The phenomenon is not an accident. NFL teams have been far more aggressive identifying their place on the contention cycle and more willing to act on it. Andrew Brandt, a former Green Bay Packers executive, listed several reasons. Eagles personnel czar Howie Roseman has always been one of the most active GMs, and because he won the Super Bowl, teams have copied him. More cap space has meant more flexibility for trades. NFL general managers are skewing younger, more aggressive and more collegial. Moving the trade deadline back two weeks allowed teams a more defined evaluation of their in-season hopes, which triggered a burst of trades this year that would be familiar to the NBA or MLB but was previously foreign to the NFL.
"It's a more active league transaction-wise than it used to be," Brandt said. "Maybe that's part of it. Teams used to muddle along with whatever they had and see where it got them."
The state of quarterback play and pay structure also encourages teams to stock up on either talented players for the present or draft picks for the future. Teams with adequate quarterbacks on rookie contracts have an opportunity to fit high-priced talent at other positions under the salary cap — the Rams and Bears took advantage this offseason. Teams with high-priced veteran quarterbacks are, almost by definition, committed to contention. And teams without adequate quarterbacks aren't going anywhere, so they may as well sell off pieces for picks that might position them to draft a franchise passer.

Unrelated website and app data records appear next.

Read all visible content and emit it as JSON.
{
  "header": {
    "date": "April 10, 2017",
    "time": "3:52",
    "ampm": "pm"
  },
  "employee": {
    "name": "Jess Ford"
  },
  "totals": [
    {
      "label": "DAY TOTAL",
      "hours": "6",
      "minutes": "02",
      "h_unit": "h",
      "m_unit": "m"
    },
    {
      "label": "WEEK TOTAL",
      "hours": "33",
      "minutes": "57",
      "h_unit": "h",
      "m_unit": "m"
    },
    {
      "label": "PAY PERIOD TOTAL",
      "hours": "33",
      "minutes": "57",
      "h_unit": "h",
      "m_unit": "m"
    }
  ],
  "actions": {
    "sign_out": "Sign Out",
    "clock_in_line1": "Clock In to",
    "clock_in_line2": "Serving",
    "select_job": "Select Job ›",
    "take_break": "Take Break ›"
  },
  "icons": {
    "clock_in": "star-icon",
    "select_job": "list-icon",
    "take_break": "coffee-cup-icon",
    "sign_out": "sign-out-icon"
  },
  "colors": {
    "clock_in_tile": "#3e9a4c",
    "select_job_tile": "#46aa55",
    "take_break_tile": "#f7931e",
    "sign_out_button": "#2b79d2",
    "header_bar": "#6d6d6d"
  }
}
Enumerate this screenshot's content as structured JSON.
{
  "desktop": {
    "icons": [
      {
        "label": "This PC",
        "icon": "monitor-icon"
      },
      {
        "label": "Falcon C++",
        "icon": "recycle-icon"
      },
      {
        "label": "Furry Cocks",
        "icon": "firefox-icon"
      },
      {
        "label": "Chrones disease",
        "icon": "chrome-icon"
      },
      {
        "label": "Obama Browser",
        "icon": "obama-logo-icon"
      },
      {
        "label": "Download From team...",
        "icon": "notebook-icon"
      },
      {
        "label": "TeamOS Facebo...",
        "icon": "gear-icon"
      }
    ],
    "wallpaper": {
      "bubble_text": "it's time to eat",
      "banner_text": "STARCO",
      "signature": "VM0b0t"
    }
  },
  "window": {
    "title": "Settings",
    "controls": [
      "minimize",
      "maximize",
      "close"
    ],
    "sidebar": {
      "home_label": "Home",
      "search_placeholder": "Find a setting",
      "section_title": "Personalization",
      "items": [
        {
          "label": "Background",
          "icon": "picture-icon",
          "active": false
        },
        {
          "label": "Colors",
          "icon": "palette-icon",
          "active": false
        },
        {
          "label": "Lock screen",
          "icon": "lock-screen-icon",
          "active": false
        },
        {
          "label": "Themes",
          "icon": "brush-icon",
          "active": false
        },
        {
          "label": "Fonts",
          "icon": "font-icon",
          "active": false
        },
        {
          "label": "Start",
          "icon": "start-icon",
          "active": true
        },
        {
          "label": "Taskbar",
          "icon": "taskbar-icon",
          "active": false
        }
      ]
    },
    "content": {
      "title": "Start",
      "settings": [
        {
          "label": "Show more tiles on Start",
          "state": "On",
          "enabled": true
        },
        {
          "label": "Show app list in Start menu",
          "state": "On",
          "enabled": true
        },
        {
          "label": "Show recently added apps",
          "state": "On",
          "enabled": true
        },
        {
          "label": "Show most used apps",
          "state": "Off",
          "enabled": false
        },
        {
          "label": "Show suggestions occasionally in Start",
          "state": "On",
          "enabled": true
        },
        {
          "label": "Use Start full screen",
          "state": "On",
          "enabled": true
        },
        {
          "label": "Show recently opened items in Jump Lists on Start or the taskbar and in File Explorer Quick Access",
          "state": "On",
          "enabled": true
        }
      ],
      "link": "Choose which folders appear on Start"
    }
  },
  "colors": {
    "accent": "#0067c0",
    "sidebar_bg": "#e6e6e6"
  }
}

More moves means more pushing toward one competitive extreme or the other. If the Jets approached this year with the single priority of winning as many games as possible, they might be starting Teddy Bridgewater at quarterback. Instead, Bridgewater is serving as Drew Brees insurance in New Orleans, which sent a pick to the Jets at the end of the summer to acquire him. The Chicago Bears have a path to victory in the NFC North primarily because the Raiders decided they'd rather have two first-round picks than Khalil Mack at $25 million per season.
How to define those moves are another matter. When the Lions traded Golden Tate, their best offensive skill player, last week, were they tanking? Or were they wisely accruing a future asset at the cost of a present asset on a team with no chance of Super Bowl contention? The Raiders have willingly unloaded anything that isn't tied down. Does that mean Jon Gruden is a long-term visionary or a $100 million embarrassment?
Either way, the effect on the remainder of the season will be the same. The playoff picture will be shaped by which contenders draw those teams at the bottom of the league. The Minnesota Vikings play only one game, at the Lions, against those nine dregs listed above. The Bears play the Lions twice, plus the 49ers and Giants. In half of their remaining games, the Bears will meet scant resistance, and it may be enough to earn them the NFC North title.
Even though the trade deadline has passed, the difference between the best and worst may only grow wider. The physicality and violence of the sport prevents NFL players from lying down. But for teams long since out of contention, the incentive to tank for better draft picks is strong. Players with mild injuries may be encouraged to sit. Younger players will receive more playing time.
The clashes between the league's very best will continue to drive soaring ratings. Who can wait for Chiefs-Rams in Mexico City on Nov. 19? But there's a consequence to so much talent clustering on a handful of teams, and it's a preponderance of teams lacking talent. Those two extremes will become even more evident over the next two months.